ASSIGNMENT:
From the first line to the last, reproduce the records exactly as they appear below.

DATA FOR THIS EXERCISE:

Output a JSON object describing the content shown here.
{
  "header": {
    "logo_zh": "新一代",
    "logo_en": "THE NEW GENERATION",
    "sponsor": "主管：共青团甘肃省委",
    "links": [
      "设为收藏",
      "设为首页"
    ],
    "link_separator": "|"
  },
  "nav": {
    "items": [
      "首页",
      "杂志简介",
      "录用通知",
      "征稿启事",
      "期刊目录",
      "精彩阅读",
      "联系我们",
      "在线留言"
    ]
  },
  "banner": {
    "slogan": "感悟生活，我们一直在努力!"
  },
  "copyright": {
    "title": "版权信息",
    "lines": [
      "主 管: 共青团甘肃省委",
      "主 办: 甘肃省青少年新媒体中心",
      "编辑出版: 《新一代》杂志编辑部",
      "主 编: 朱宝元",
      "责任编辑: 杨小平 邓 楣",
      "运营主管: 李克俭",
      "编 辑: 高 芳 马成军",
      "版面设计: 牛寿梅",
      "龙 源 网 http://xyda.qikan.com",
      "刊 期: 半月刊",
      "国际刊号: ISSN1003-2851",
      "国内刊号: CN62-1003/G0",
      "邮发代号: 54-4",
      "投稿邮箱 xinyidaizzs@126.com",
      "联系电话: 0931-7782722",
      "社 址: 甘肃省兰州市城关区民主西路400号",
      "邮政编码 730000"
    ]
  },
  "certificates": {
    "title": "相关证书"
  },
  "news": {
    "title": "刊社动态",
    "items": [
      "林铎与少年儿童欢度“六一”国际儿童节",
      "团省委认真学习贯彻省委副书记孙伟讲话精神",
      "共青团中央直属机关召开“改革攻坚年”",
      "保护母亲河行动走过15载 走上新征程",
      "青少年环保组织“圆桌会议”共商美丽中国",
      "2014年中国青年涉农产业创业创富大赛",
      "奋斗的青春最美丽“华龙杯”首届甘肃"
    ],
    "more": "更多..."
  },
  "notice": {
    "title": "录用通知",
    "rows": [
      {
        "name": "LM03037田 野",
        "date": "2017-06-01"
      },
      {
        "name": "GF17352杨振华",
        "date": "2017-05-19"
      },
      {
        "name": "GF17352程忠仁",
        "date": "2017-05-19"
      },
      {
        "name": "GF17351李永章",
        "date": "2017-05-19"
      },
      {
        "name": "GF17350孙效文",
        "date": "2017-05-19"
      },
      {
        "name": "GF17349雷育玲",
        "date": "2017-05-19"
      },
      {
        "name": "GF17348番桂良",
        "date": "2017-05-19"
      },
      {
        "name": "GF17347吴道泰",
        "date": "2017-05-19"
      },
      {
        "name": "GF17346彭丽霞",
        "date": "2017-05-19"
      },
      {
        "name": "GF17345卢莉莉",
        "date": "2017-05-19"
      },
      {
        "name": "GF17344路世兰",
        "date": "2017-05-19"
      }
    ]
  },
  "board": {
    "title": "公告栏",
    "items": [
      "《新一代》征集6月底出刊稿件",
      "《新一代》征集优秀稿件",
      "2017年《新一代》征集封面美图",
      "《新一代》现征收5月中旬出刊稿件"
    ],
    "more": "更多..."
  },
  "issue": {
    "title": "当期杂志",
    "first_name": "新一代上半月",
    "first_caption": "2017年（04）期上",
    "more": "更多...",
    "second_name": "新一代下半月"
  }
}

ANSWER SECTION:
Output a JSON object describing the content shown here.
{
  "header": {
    "logo_zh": "新一代",
    "logo_en": "THE NEW GENERATION",
    "sponsor": "主管：共青团甘肃省委",
    "links": [
      "设为收藏",
      "设为首页"
    ],
    "link_separator": "|"
  },
  "nav": {
    "items": [
      "首页",
      "杂志简介",
      "录用通知",
      "征稿启事",
      "期刊目录",
      "精彩阅读",
      "联系我们",
      "在线留言"
    ]
  },
  "banner": {
    "slogan": "感悟生活，我们一直在努力!"
  },
  "copyright": {
    "title": "版权信息",
    "lines": [
      "主 管: 共青团甘肃省委",
      "主 办: 甘肃省青少年新媒体中心",
      "编辑出版: 《新一代》杂志编辑部",
      "主 编: 朱宝元",
      "责任编辑: 杨小平 邓 楣",
      "运营主管: 李克俭",
      "编 辑: 高 芳 马成军",
      "版面设计: 牛寿梅",
      "龙 源 网 http://xyda.qikan.com",
      "刊 期: 半月刊",
      "国际刊号: ISSN1003-2851",
      "国内刊号: CN62-1003/G0",
      "邮发代号: 54-4",
      "投稿邮箱 xinyidaizzs@126.com",
      "联系电话: 0931-7782722",
      "社 址: 甘肃省兰州市城关区民主西路400号",
      "邮政编码 730000"
    ]
  },
  "certificates": {
    "title": "相关证书"
  },
  "news": {
    "title": "刊社动态",
    "items": [
      "林铎与少年儿童欢度“六一”国际儿童节",
      "团省委认真学习贯彻省委副书记孙伟讲话精神",
      "共青团中央直属机关召开“改革攻坚年”",
      "保护母亲河行动走过15载 走上新征程",
      "青少年环保组织“圆桌会议”共商美丽中国",
      "2014年中国青年涉农产业创业创富大赛",
      "奋斗的青春最美丽“华龙杯”首届甘肃"
    ],
    "more": "更多..."
  },
  "notice": {
    "title": "录用通知",
    "rows": [
      {
        "name": "LM03037田 野",
        "date": "2017-06-01"
      },
      {
        "name": "GF17352杨振华",
        "date": "2017-05-19"
      },
      {
        "name": "GF17352程忠仁",
        "date": "2017-05-19"
      },
      {
        "name": "GF17351李永章",
        "date": "2017-05-19"
      },
      {
        "name": "GF17350孙效文",
        "date": "2017-05-19"
      },
      {
        "name": "GF17349雷育玲",
        "date": "2017-05-19"
      },
      {
        "name": "GF17348番桂良",
        "date": "2017-05-19"
      },
      {
        "name": "GF17347吴道泰",
        "date": "2017-05-19"
      },
      {
        "name": "GF17346彭丽霞",
        "date": "2017-05-19"
      },
      {
        "name": "GF17345卢莉莉",
        "date": "2017-05-19"
      },
      {
        "name": "GF17344路世兰",
        "date": "2017-05-19"
      }
    ]
  },
  "board": {
    "title": "公告栏",
    "items": [
      "《新一代》征集6月底出刊稿件",
      "《新一代》征集优秀稿件",
      "2017年《新一代》征集封面美图",
      "《新一代》现征收5月中旬出刊稿件"
    ],
    "more": "更多..."
  },
  "issue": {
    "title": "当期杂志",
    "first_name": "新一代上半月",
    "first_caption": "2017年（04）期上",
    "more": "更多...",
    "second_name": "新一代下半月"
  }
}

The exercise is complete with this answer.